I used to love to hate to clean.
Then I loved to clean.
Then I hated to clean.
Then I loved it again.
Some of this could have to do with a pregnancy and nesting cycle in there, but mostly it has to do with my need for purposeful tasks. Throughout the course of my life, I have used housework to various ends. As a child, it was a means to avoid trouble. Later. it became a means to make money. Eventually, cleaning became a nuisance. Others’ messes made mine seem paltry, comparison quietly stealing my wind, as I perused my peers’ clutter.
In the last year, I returned to cleaning as a form of meditative practice, reflective of the inner world I was slowly cleaning, weeding, reorganizing, burning. I have found peace. I have found practice. Much of this is due to the simple fact that clutter causes anxiety. Simply having my home in order allows my mind to be more orderly.
But here is where the two roads diverge.
One road is simple, orderly practice. The other is obsession. I have too often tended towards obsession and run the other way, hiding in abject fear disguised as a half-truth (I worked so hard today. No one will notice anyway. Etc.). Most women have. Few of us run head first into balanced self-assurance. But for the majority of us, running up to the line, staring the monster in the face and retreating home to come up with a better plan, I offer a lesson I learned between the trees.
Balance does not come from stagnation. Balance does not come from erratic movement. Balance comes from coordinated, responsive movement to pressure.
Yesterday, I sat at my favorite oak. As I listened to the wind force the trees sideways, my mind felt kinship in that rocky relationship. Lost in a dream, I suddenly felt the earth shift, pop, beneath me. Startled, I looked up at the creaking limbs, realizing somewhere in the behemoth network beneath, a root had moved to keep my oak aright.
No longer a place a stay, this root’s shift knocked loose my own deeply held misbelief that roots do not move unless transplanted or growing.

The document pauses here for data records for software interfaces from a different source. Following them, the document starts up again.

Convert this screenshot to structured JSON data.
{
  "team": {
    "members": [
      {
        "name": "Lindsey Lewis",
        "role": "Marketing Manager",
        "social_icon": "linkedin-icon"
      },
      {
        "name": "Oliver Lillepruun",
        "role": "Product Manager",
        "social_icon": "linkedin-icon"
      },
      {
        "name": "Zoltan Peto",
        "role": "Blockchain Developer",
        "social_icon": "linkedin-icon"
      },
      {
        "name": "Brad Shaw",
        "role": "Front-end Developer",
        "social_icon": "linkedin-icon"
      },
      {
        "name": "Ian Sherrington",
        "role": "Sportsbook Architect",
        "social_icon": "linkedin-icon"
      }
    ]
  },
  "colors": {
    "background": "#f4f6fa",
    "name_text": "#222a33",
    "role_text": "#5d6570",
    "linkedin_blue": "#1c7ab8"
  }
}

Suddenly roots became about refuge. Roots became not about remaining but about resilience. I can remain stuck, hiding in my wine bottle and newest Netflix obsession but my roots are withering. When I let the wind knock my limbs sideways, my roots re-assess, re-arrange and adapt. I may lose some leaves in the storm, but they were too weak to survive. I may lose a limb, bump my neighbor, make some creepy-ass noises and in general not be the beauty I am in the calm, however, if my roots are withering, so too am I.
So what is the answer? MOVE! Jump. Shake your hips. Write. Paint. Sing. Stick your toes in the mud. Poor your heart out. What is the worst that could happen?
No. Literally. What is the worst that could happen? Your heart is going to be broken again? You gonna let yourself down again? Does it hurt?
Ok! There! You found a half-truth you have been hiding in a half-lie, forcing you to live a half-life, withering and waiting for a storm that those roots just can’t handle. Take it. Look at it.
What’s the worst that could happen? Bump your neighbor? Make some noises? Loose some leaves? Withering roots, trees and vines are a common theme in mythology and religions for a reason.
Pruning sucks. Cleaning sucks. Most days I would prefer the physical reality of pruning and cleaning to the metaphorical work it requires. So here we are again at the two roads. One road is simple, orderly practice. The other is obsession and abject fear disguised as witty quips of half-truth #TooBlessedToBeStressed! We are blessed AND stressed! My oak tree is steadfast AND movable. The road of simple, orderly practice has room for both. The road of simple, orderly practice requires exposure to the elements, a life outside of our control and the flexibility to live it. This road requires clean cupboards and minds. Not to be cleaned in an obsessive or contradicting fashion, but orderly and simple, swaying in tandems to the needs of your environment and the roots of your heart.
So go clean out your cupboards, but don’t neglect your roots.